MUSI 1310 is an introductory course that combines basic music theory with in-class interactive exercises. Written exercises are designed to develop your fluency in music terminology and notation. Topics include pitch, rhythm, intervals, meter, keys, scales, triads, and building and recognizing melodies and harmonic progressions. We will practice basic aural skills connected to these theoretical principles. Listening assignments and analysis will also promote your understanding of how the elements work together in diverse pieces of music.

Student responsibilities include readings, written and listening assignments, in-class discussion and performance (clapping, singing, etc.), quizzes, concert review, exams, and a final composition project.

MUSI 2070 / 4519: Popular Musics

Emily Gale
3.0 credits
MTWRF 10:30-12:45 pm, Gibson 211

People seem to either love or hate popular music; mention Lady Gaga at a party and you’ll get a response! But what is Popular Music and where does it come from?

From its place in the theaters of vaudeville to the stadiums of arena rock, from muzak to the ipod, popular music has pervaded the soundscapes of the long twentieth century. This course surveys forms of Popular Music in North America from minstrelsy in the nineteenth century through to recent tracks by Lady Gaga and R. Kelly. In this class we will listen to popular genres including Blues, Country, Rock’n’Roll, and Hip Hop and consider topics such as love songs and protest music. We will discuss issues that have occupied popular musicians, scholars, and critics including the appropriation of African-American musical styles, the music business and mass culture, the relationship between popular music and identity, and how technology has affected both the production and consumption of music. Through extensive listening assignments, students will become familiar with hit songs and landmark recordings.
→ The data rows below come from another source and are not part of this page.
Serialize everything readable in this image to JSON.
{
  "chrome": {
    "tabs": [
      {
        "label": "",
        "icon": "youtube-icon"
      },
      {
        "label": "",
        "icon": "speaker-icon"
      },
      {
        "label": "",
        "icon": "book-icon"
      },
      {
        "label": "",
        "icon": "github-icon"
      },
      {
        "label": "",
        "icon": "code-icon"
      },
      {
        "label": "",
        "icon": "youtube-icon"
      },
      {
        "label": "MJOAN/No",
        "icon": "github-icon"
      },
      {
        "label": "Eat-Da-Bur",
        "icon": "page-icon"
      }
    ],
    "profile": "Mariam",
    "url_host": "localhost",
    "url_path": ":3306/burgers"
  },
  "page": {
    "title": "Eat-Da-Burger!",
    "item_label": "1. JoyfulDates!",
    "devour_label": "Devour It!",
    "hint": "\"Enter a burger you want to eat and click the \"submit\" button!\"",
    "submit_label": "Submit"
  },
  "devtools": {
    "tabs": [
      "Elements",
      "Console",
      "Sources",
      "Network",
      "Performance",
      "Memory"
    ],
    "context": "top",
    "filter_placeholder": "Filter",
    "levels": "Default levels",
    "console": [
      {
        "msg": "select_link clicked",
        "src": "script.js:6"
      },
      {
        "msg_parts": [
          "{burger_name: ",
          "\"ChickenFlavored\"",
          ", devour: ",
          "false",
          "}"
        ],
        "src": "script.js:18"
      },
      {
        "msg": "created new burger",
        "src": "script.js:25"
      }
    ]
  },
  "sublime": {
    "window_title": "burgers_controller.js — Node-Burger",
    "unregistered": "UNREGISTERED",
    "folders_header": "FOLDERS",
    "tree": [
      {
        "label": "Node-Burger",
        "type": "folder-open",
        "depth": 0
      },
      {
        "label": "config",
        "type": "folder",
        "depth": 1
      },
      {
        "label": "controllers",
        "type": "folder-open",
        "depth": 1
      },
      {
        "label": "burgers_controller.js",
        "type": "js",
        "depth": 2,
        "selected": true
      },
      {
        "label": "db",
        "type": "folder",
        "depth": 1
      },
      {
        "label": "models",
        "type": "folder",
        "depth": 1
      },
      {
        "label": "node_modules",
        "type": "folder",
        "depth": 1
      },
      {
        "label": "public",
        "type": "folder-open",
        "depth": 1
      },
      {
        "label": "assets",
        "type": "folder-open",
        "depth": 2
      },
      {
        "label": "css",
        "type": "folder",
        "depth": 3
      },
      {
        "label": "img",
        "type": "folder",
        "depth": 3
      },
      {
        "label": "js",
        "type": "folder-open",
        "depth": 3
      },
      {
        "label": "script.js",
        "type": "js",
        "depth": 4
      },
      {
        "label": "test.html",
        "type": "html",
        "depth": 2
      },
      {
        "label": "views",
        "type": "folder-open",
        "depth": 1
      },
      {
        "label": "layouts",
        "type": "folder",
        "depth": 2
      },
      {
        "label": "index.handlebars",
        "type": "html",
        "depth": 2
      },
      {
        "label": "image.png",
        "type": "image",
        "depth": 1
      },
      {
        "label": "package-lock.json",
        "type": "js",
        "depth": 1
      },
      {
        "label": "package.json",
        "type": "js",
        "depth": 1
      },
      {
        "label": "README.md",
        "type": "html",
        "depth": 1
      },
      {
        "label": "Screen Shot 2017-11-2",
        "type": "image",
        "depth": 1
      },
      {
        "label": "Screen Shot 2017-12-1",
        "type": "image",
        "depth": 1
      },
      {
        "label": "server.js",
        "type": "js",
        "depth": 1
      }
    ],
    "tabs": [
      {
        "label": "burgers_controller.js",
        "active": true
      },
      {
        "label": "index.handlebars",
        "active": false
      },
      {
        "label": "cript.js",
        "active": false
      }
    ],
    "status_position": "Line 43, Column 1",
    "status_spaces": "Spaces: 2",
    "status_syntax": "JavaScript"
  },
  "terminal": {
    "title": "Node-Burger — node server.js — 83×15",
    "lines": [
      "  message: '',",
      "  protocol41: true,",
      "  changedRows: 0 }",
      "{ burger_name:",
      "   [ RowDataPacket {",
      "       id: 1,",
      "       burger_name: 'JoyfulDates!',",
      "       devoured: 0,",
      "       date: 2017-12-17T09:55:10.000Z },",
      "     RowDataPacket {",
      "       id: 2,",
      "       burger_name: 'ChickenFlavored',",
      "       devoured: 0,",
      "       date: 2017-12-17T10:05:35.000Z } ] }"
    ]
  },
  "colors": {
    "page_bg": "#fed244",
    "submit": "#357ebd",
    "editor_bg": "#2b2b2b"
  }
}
Students will also be responsible for reading and writing assignments, in-class discussion, exams, and a final paper. For students in 2070, no previous knowledge of music is required.

MUSI 2340: Learn to Groove

Robert Jospe
3.0 credits
MTWRF 1:00-2:30 pm, Old Cabell B018

"Learn to Groove" hand drumming and rhythmic fluency with Robert Jospe. This is a hands on drumming/percussion class using congas, djembes, claves, shakers, etc. This class is designed to enhance ones knowledge of syncopated patterns associated with jazz, rock, African and Latin American music and to improve ones facility in playing these patterns. This course will follow my book "Learn To Groove" and can include music students, non music students and is open to students of all skill levels. The course requires that students have or purchase a hand drum of their own. Congas, bongos, djembes, doumbeks or any other hand drums are appropriate.


Address

McIntire Department of Music
112 Old Cabell Hall
P.O. Box 400176 Charlottesville, VA 22904-4176

Email: music@virginia.edu